• TO DO
After reading the entries below, report how many lines have the string "this" in them, giving the number alone.

• SUPPLIED ENTRIES
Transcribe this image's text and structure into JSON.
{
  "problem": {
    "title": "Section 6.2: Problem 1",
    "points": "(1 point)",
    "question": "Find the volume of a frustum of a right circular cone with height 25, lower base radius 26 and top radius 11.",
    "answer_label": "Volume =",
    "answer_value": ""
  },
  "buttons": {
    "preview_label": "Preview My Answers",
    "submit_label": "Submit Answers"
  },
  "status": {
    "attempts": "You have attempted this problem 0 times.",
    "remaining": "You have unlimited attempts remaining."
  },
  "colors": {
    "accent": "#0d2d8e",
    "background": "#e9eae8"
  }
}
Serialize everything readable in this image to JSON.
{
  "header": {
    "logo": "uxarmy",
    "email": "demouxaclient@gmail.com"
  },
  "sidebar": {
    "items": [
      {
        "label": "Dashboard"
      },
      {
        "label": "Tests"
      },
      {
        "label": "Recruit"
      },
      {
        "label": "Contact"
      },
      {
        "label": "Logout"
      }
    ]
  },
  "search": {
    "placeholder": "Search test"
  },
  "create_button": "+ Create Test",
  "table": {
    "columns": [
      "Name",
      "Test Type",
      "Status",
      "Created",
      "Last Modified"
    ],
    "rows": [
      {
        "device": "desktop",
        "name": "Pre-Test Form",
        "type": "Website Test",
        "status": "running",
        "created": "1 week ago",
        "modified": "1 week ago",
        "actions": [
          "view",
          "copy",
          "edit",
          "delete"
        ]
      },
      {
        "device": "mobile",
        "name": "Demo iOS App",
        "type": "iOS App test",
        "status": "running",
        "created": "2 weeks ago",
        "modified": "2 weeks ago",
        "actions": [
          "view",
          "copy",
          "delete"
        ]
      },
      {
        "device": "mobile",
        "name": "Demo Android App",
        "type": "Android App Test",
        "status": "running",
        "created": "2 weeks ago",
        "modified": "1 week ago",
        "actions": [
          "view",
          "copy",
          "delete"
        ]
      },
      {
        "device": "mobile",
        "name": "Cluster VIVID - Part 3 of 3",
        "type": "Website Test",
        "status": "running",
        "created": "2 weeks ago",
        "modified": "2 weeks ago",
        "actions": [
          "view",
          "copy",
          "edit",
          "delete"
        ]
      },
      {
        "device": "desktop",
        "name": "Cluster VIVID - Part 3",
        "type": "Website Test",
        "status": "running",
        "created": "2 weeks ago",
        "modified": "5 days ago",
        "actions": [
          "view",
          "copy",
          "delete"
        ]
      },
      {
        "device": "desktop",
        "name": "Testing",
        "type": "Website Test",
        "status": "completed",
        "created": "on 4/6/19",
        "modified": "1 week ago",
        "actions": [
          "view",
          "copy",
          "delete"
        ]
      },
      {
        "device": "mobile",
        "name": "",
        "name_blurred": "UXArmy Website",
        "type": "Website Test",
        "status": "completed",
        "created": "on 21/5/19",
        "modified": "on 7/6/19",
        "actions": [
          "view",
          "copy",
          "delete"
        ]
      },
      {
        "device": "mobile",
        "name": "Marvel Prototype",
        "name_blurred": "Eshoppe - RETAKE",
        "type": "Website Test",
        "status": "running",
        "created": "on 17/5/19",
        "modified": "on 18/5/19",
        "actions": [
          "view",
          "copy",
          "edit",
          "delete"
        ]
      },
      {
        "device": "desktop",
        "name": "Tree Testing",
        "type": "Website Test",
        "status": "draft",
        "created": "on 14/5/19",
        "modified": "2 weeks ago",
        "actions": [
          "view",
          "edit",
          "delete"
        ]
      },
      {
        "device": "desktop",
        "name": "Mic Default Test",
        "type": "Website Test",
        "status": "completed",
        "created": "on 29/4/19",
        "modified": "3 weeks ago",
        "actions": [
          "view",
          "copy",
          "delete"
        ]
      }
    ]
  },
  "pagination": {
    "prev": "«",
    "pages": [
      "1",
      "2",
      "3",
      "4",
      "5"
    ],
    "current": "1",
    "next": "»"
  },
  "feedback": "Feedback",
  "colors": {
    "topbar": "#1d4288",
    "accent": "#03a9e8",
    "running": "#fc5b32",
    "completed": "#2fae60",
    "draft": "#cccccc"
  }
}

• ANSWER TO THE EXERCISE
3